What is your goal as far as your wrestling career goes?
As far as personal goals go, the dream will always be to do this for a living. With a family to support, I still have to work a nine-to-five job five days a week to get by and pay the bills – I can’t see that changing any time soon. The frustrating thing with the wrestling business is that your destiny isn’t always in your own hands. Even the very best needed someone to throw them a bone along the way for that performer to get to the next level. Being good isn’t good enough on its own.
Being proactive about it keeps me sane. As a tag, we’re always trying to network and branch out to new promotions to get as much work as we can. Most promoters already have a set roster of guys but persistence does pay off over time. We subscribe to the theory that if you keep putting on good matches, word gets around and you can’t be denied. It’s like Randy Savage said, “The cream will rise to the top” and I think that’s proving to be true – even if it has taken a while for that cream to surface!
How can fans support your wrestling career whilst we’re in lockdown?
Anyone looking to help a brother out can head over to our Facebook page – High And Mighty – and give us a like on there. We’re pretty active on social media and are always looking to keep our fans entertained so we’re worth a follow. All likes and shares are greatly appreciated – don’t be shy, tell your friends!
What’s your favorite entrance theme?
I think the Evolution theme from back in the day – “Line in the Sand” by Motorhead – is always going to be top of the list on sheer cool-factor alone. Although I’m a massive Myles Kennedy fan so Edge’s music – “Metallingus” by Alter Bridge – is high on the list too.
What’s your favorite gimmick?
I’ve always gravitated more towards the bell-to-bell “wrestler’s wrestlers” – be it Bret Hart and Shawn Michaels or Kurt Angle and Brock Lesnar – so the more outlandish gimmicks never really grabbed me. Saying that the original Mankind character used to freak me out as a kid. Foley went all-in with the rocking, screeching and pulling his own hair out!
What’s your favorite gimmick match?
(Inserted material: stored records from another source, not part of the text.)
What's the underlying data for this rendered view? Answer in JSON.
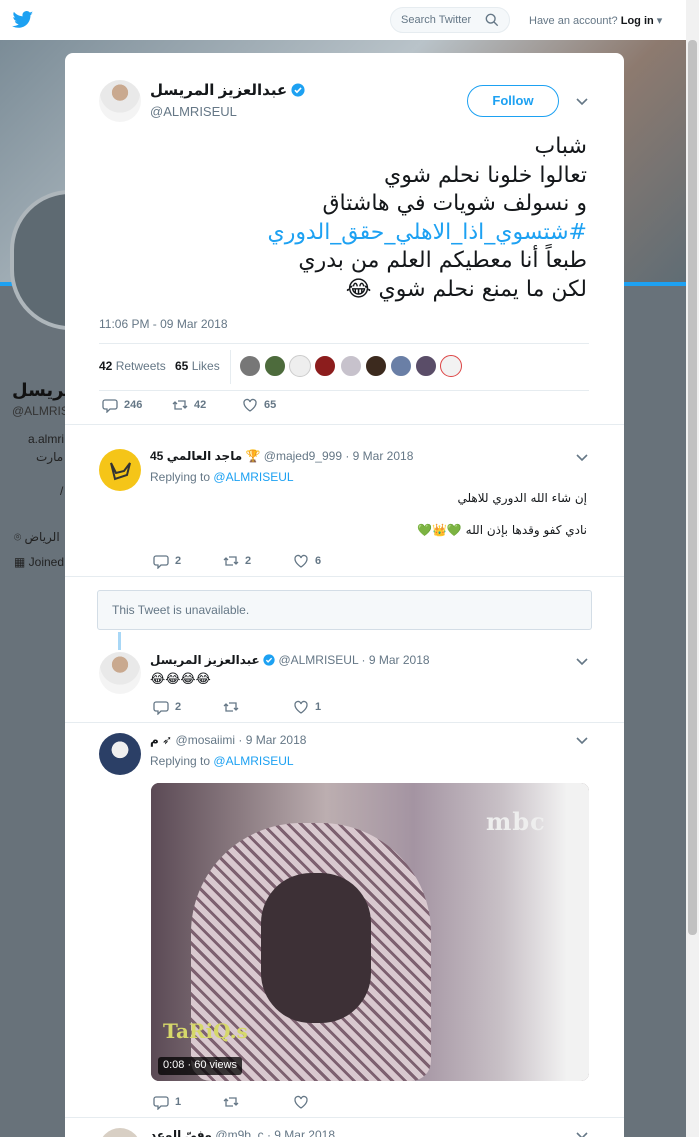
{
  "background": {
    "search_placeholder": "Search Twitter",
    "account_prompt": "Have an account?",
    "login_label": "Log in",
    "profile_name_partial": "مريسل",
    "profile_handle_partial": "@ALMRIS",
    "bio_line1": "a.almri",
    "bio_line2": "مارت",
    "bio_line3": "/",
    "location_partial": "الرياض",
    "joined_partial": "Joined"
  },
  "modal": {
    "close_label": "✕",
    "main_tweet": {
      "name": "عبدالعزيز المريسل",
      "handle": "@ALMRISEUL",
      "follow_label": "Follow",
      "text_lines": [
        "شباب",
        "تعالوا خلونا نحلم شوي",
        "و  نسولف شويات في هاشتاق",
        "#شتسوي_اذا_الاهلي_حقق_الدوري",
        "طبعاً أنا معطيكم العلم من بدري",
        "لكن ما يمنع نحلم شوي 😂"
      ],
      "timestamp": "11:06 PM - 09 Mar 2018",
      "retweets_count": "42",
      "retweets_label": "Retweets",
      "likes_count": "65",
      "likes_label": "Likes",
      "reply_count": "246",
      "retweet_count": "42",
      "like_count": "65"
    },
    "replies": [
      {
        "name": "ماجد العالمي 45 🏆",
        "handle": "@majed9_999",
        "date": "· 9 Mar 2018",
        "replying_prefix": "Replying to",
        "replying_to": "@ALMRISEUL",
        "text_line1": "إن شاء الله الدوري للاهلي",
        "text_line2": "نادي كفو وقدها بإذن الله 💚👑💚",
        "reply_count": "2",
        "retweet_count": "2",
        "like_count": "6"
      },
      {
        "unavailable_text": "This Tweet is unavailable."
      },
      {
        "name": "عبدالعزيز المريسل",
        "handle": "@ALMRISEUL",
        "date": "· 9 Mar 2018",
        "text_line1": "😂😂😂😂",
        "reply_count": "2",
        "retweet_count": "",
        "like_count": "1"
      },
      {
        "name": "م ➶",
        "handle": "@mosaiimi",
        "date": "· 9 Mar 2018",
        "replying_prefix": "Replying to",
        "replying_to": "@ALMRISEUL",
        "video_channel": "mbc",
        "video_watermark": "TaRiQ.s",
        "video_duration": "0:08",
        "video_views": "60 views",
        "reply_count": "1",
        "retweet_count": "",
        "like_count": ""
      },
      {
        "name": "وفيّ الوعد",
        "handle": "@m9b_c",
        "date": "· 9 Mar 2018"
      }
    ]
  },
  "colors": {
    "accent": "#1da1f2",
    "secondary_text": "#657786",
    "border": "#e6ecf0"
  },
  "icons": [
    "twitter-bird-icon",
    "search-icon",
    "verified-badge-icon",
    "chevron-down-icon",
    "reply-icon",
    "retweet-icon",
    "like-icon",
    "close-icon"
  ]
}
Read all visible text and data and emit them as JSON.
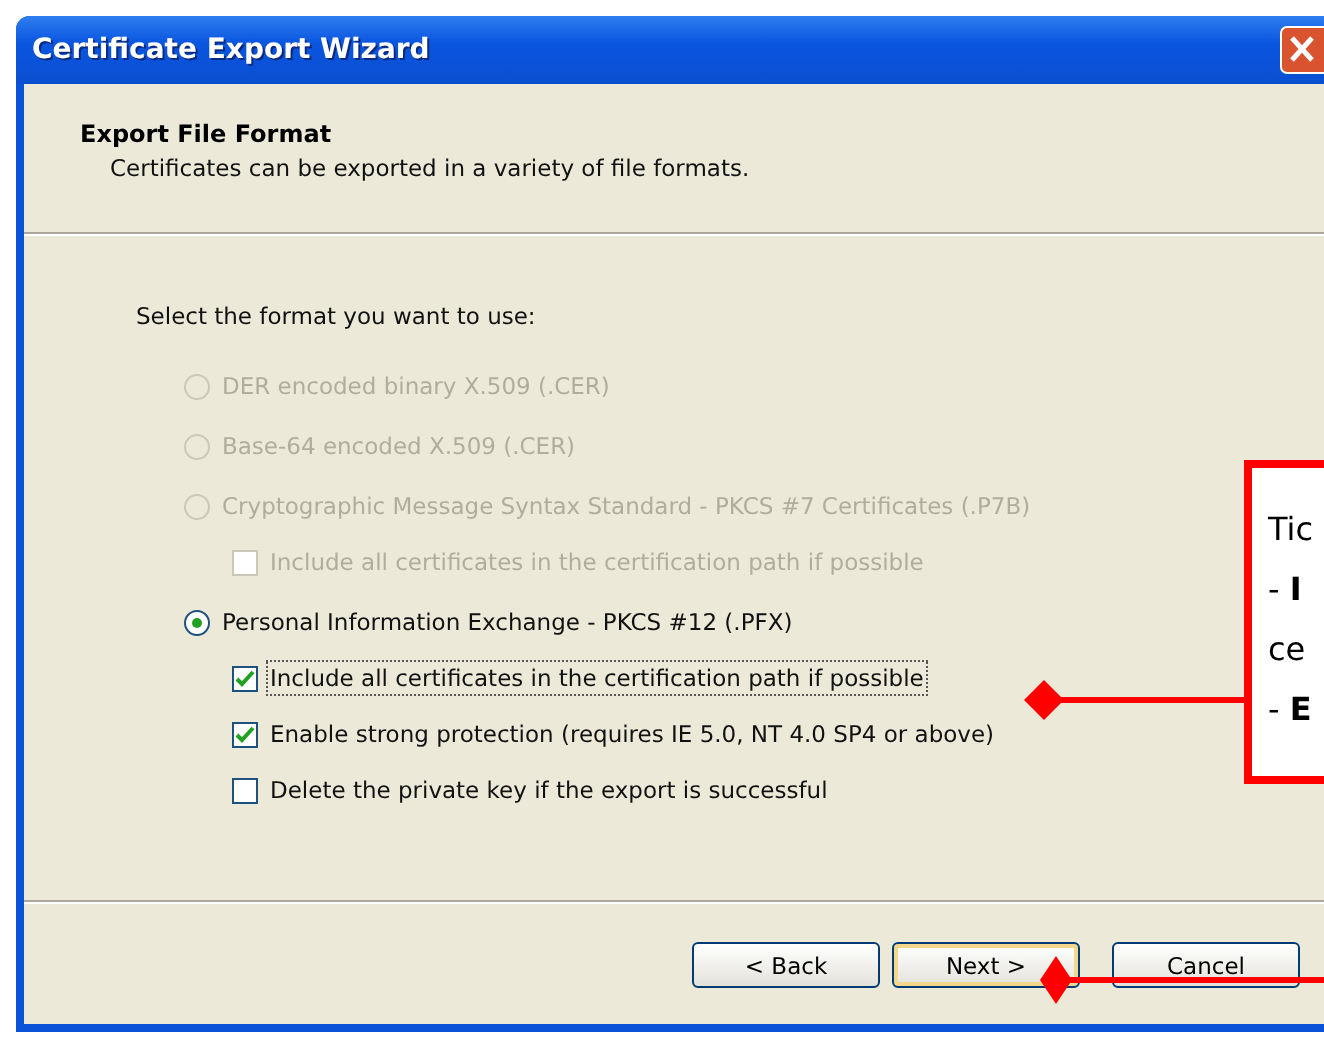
{
  "window": {
    "title": "Certificate Export Wizard"
  },
  "header": {
    "title": "Export File Format",
    "subtitle": "Certificates can be exported in a variety of file formats."
  },
  "prompt": "Select the format you want to use:",
  "options": [
    {
      "kind": "radio",
      "label": "DER encoded binary X.509 (.CER)",
      "selected": false,
      "disabled": true
    },
    {
      "kind": "radio",
      "label": "Base-64 encoded X.509 (.CER)",
      "selected": false,
      "disabled": true
    },
    {
      "kind": "radio",
      "label": "Cryptographic Message Syntax Standard - PKCS #7 Certificates (.P7B)",
      "selected": false,
      "disabled": true,
      "children": [
        {
          "kind": "checkbox",
          "label": "Include all certificates in the certification path if possible",
          "checked": false,
          "disabled": true,
          "focused": false
        }
      ]
    },
    {
      "kind": "radio",
      "label": "Personal Information Exchange - PKCS #12 (.PFX)",
      "selected": true,
      "disabled": false,
      "children": [
        {
          "kind": "checkbox",
          "label": "Include all certificates in the certification path if possible",
          "checked": true,
          "disabled": false,
          "focused": true
        },
        {
          "kind": "checkbox",
          "label": "Enable strong protection (requires IE 5.0, NT 4.0 SP4 or above)",
          "checked": true,
          "disabled": false,
          "focused": false
        },
        {
          "kind": "checkbox",
          "label": "Delete the private key if the export is successful",
          "checked": false,
          "disabled": false,
          "focused": false
        }
      ]
    }
  ],
  "buttons": [
    {
      "label": "< Back",
      "default": false
    },
    {
      "label": "Next >",
      "default": true
    },
    {
      "label": "Cancel",
      "default": false
    }
  ],
  "callout": {
    "lines": [
      "Tic",
      "- **I**",
      "ce",
      "- **E**"
    ]
  }
}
Before it got over-exposed with its own PPV event, there was something really special about the Hell in a Cell match. The legend behind it made it a real spectacle and the perfect culmination of a feud.
What’s your favorite match?
I don’t even need to think about this one: it’s Bret Hart vs. Steve Austin from WrestleMania 13. That match had EVERYTHING, from storytelling and drama to bloody realism and the iconic double-turn. It’s a real masterpiece – I think I must watch that match at least once a year. There’s another great match from a month before between Owen Hart and British Bulldog which is an underrated classic. It’s the finals to crown the inaugural European Champion and those two put on an absolute clinic – that’s a close second.
What’s your favorite film?
It’s a three-way tie between Scarface, Goodfellas, and Wolf of Wall Street. Don’t make me choose!
If Martyn Grant could be any animal what would he be?
As a proud Welshman, I think any answer other than a dragon would be wrong. Breathing fire and the ability to fly – what’s not to love?!
There we have it, an interesting chat that we hope shines a light on a corner of the wrestling world that doesn’t always get enough attention in South Wales. If you can head over to the Martyn Grant Facebook page and give a like and share please do so. He’s someone who could and should be a bigger name on the scene so help spread the word and get his name out there. That’s about all we have for this interview folks; there are plenty more available on the site for your reading pleasure, so be sure to check them out. Take care of yourselves.